Data about app and page elements
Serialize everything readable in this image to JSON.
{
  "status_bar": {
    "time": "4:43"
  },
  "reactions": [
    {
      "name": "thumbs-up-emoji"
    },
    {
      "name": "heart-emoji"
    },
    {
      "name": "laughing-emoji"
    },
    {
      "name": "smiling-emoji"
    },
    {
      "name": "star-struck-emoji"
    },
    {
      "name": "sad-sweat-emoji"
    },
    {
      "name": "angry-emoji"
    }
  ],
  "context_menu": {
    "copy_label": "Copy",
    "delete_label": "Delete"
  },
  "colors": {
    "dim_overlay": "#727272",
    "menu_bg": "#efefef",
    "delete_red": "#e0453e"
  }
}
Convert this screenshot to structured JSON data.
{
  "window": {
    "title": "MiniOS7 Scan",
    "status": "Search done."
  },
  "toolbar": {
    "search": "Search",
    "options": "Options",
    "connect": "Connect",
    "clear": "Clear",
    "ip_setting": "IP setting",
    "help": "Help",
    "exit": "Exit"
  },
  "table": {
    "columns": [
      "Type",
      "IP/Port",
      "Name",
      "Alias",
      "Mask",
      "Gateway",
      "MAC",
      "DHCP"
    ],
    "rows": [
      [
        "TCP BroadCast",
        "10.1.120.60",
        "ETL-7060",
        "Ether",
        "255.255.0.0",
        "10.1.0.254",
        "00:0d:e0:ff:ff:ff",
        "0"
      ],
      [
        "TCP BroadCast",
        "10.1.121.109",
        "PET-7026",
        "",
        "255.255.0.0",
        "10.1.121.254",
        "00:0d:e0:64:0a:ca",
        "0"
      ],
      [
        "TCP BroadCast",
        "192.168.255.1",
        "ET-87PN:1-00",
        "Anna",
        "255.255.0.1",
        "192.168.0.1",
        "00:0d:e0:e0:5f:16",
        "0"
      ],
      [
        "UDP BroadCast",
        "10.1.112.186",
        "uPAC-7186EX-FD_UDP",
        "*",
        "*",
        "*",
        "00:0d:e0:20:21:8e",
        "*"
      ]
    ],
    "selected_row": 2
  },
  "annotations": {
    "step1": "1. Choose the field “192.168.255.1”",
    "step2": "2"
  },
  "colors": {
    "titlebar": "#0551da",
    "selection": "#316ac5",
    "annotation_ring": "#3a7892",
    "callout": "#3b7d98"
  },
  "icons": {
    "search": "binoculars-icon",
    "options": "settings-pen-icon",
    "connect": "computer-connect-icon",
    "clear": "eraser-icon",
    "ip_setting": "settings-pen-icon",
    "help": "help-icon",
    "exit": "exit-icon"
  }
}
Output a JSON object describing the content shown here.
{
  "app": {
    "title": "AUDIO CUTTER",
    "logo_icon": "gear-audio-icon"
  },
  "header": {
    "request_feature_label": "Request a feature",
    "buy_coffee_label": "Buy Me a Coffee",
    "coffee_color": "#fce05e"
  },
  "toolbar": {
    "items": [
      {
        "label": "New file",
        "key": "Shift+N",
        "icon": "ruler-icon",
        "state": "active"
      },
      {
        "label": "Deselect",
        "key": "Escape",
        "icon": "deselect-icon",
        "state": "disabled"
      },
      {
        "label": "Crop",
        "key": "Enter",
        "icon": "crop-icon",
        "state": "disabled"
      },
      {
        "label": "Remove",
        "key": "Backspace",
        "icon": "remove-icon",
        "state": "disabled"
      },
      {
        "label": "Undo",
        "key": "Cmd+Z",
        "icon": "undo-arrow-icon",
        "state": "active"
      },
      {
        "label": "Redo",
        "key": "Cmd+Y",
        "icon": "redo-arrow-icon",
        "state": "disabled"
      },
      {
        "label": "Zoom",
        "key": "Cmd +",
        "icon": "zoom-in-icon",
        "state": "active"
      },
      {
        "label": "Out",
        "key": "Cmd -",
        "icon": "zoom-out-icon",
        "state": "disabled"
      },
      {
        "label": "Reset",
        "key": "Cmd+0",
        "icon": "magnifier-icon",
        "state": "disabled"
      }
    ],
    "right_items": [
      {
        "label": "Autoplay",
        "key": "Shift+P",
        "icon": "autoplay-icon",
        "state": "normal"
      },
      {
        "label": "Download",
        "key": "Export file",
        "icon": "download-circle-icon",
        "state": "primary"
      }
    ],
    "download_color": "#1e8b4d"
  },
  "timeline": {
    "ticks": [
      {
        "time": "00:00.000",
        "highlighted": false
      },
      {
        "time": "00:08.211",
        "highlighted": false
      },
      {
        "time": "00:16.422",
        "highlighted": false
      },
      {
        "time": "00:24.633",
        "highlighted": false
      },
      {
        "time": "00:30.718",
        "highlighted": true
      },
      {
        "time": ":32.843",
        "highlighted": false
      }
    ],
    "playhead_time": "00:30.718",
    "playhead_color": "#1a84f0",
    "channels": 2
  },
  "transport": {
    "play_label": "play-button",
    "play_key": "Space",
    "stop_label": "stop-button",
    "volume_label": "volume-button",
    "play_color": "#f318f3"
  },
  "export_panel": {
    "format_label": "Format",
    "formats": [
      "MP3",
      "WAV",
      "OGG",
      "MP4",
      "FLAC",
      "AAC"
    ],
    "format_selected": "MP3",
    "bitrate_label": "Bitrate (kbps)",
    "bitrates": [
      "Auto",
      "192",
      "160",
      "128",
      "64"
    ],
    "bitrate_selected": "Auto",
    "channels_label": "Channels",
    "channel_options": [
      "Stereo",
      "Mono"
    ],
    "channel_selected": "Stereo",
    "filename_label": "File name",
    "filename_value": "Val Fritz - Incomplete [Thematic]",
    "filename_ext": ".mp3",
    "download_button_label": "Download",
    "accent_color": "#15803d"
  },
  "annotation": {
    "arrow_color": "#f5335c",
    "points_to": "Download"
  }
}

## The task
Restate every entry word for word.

## Answer section
Serialize everything readable in this image to JSON.
{
  "status_bar": {
    "time": "4:43"
  },
  "reactions": [
    {
      "name": "thumbs-up-emoji"
    },
    {
      "name": "heart-emoji"
    },
    {
      "name": "laughing-emoji"
    },
    {
      "name": "smiling-emoji"
    },
    {
      "name": "star-struck-emoji"
    },
    {
      "name": "sad-sweat-emoji"
    },
    {
      "name": "angry-emoji"
    }
  ],
  "context_menu": {
    "copy_label": "Copy",
    "delete_label": "Delete"
  },
  "colors": {
    "dim_overlay": "#727272",
    "menu_bg": "#efefef",
    "delete_red": "#e0453e"
  }
}
Convert this screenshot to structured JSON data.
{
  "window": {
    "title": "MiniOS7 Scan",
    "status": "Search done."
  },
  "toolbar": {
    "search": "Search",
    "options": "Options",
    "connect": "Connect",
    "clear": "Clear",
    "ip_setting": "IP setting",
    "help": "Help",
    "exit": "Exit"
  },
  "table": {
    "columns": [
      "Type",
      "IP/Port",
      "Name",
      "Alias",
      "Mask",
      "Gateway",
      "MAC",
      "DHCP"
    ],
    "rows": [
      [
        "TCP BroadCast",
        "10.1.120.60",
        "ETL-7060",
        "Ether",
        "255.255.0.0",
        "10.1.0.254",
        "00:0d:e0:ff:ff:ff",
        "0"
      ],
      [
        "TCP BroadCast",
        "10.1.121.109",
        "PET-7026",
        "",
        "255.255.0.0",
        "10.1.121.254",
        "00:0d:e0:64:0a:ca",
        "0"
      ],
      [
        "TCP BroadCast",
        "192.168.255.1",
        "ET-87PN:1-00",
        "Anna",
        "255.255.0.1",
        "192.168.0.1",
        "00:0d:e0:e0:5f:16",
        "0"
      ],
      [
        "UDP BroadCast",
        "10.1.112.186",
        "uPAC-7186EX-FD_UDP",
        "*",
        "*",
        "*",
        "00:0d:e0:20:21:8e",
        "*"
      ]
    ],
    "selected_row": 2
  },
  "annotations": {
    "step1": "1. Choose the field “192.168.255.1”",
    "step2": "2"
  },
  "colors": {
    "titlebar": "#0551da",
    "selection": "#316ac5",
    "annotation_ring": "#3a7892",
    "callout": "#3b7d98"
  },
  "icons": {
    "search": "binoculars-icon",
    "options": "settings-pen-icon",
    "connect": "computer-connect-icon",
    "clear": "eraser-icon",
    "ip_setting": "settings-pen-icon",
    "help": "help-icon",
    "exit": "exit-icon"
  }
}
Output a JSON object describing the content shown here.
{
  "app": {
    "title": "AUDIO CUTTER",
    "logo_icon": "gear-audio-icon"
  },
  "header": {
    "request_feature_label": "Request a feature",
    "buy_coffee_label": "Buy Me a Coffee",
    "coffee_color": "#fce05e"
  },
  "toolbar": {
    "items": [
      {
        "label": "New file",
        "key": "Shift+N",
        "icon": "ruler-icon",
        "state": "active"
      },
      {
        "label": "Deselect",
        "key": "Escape",
        "icon": "deselect-icon",
        "state": "disabled"
      },
      {
        "label": "Crop",
        "key": "Enter",
        "icon": "crop-icon",
        "state": "disabled"
      },
      {
        "label": "Remove",
        "key": "Backspace",
        "icon": "remove-icon",
        "state": "disabled"
      },
      {
        "label": "Undo",
        "key": "Cmd+Z",
        "icon": "undo-arrow-icon",
        "state": "active"
      },
      {
        "label": "Redo",
        "key": "Cmd+Y",
        "icon": "redo-arrow-icon",
        "state": "disabled"
      },
      {
        "label": "Zoom",
        "key": "Cmd +",
        "icon": "zoom-in-icon",
        "state": "active"
      },
      {
        "label": "Out",
        "key": "Cmd -",
        "icon": "zoom-out-icon",
        "state": "disabled"
      },
      {
        "label": "Reset",
        "key": "Cmd+0",
        "icon": "magnifier-icon",
        "state": "disabled"
      }
    ],
    "right_items": [
      {
        "label": "Autoplay",
        "key": "Shift+P",
        "icon": "autoplay-icon",
        "state": "normal"
      },
      {
        "label": "Download",
        "key": "Export file",
        "icon": "download-circle-icon",
        "state": "primary"
      }
    ],
    "download_color": "#1e8b4d"
  },
  "timeline": {
    "ticks": [
      {
        "time": "00:00.000",
        "highlighted": false
      },
      {
        "time": "00:08.211",
        "highlighted": false
      },
      {
        "time": "00:16.422",
        "highlighted": false
      },
      {
        "time": "00:24.633",
        "highlighted": false
      },
      {
        "time": "00:30.718",
        "highlighted": true
      },
      {
        "time": ":32.843",
        "highlighted": false
      }
    ],
    "playhead_time": "00:30.718",
    "playhead_color": "#1a84f0",
    "channels": 2
  },
  "transport": {
    "play_label": "play-button",
    "play_key": "Space",
    "stop_label": "stop-button",
    "volume_label": "volume-button",
    "play_color": "#f318f3"
  },
  "export_panel": {
    "format_label": "Format",
    "formats": [
      "MP3",
      "WAV",
      "OGG",
      "MP4",
      "FLAC",
      "AAC"
    ],
    "format_selected": "MP3",
    "bitrate_label": "Bitrate (kbps)",
    "bitrates": [
      "Auto",
      "192",
      "160",
      "128",
      "64"
    ],
    "bitrate_selected": "Auto",
    "channels_label": "Channels",
    "channel_options": [
      "Stereo",
      "Mono"
    ],
    "channel_selected": "Stereo",
    "filename_label": "File name",
    "filename_value": "Val Fritz - Incomplete [Thematic]",
    "filename_ext": ".mp3",
    "download_button_label": "Download",
    "accent_color": "#15803d"
  },
  "annotation": {
    "arrow_color": "#f5335c",
    "points_to": "Download"
  }
}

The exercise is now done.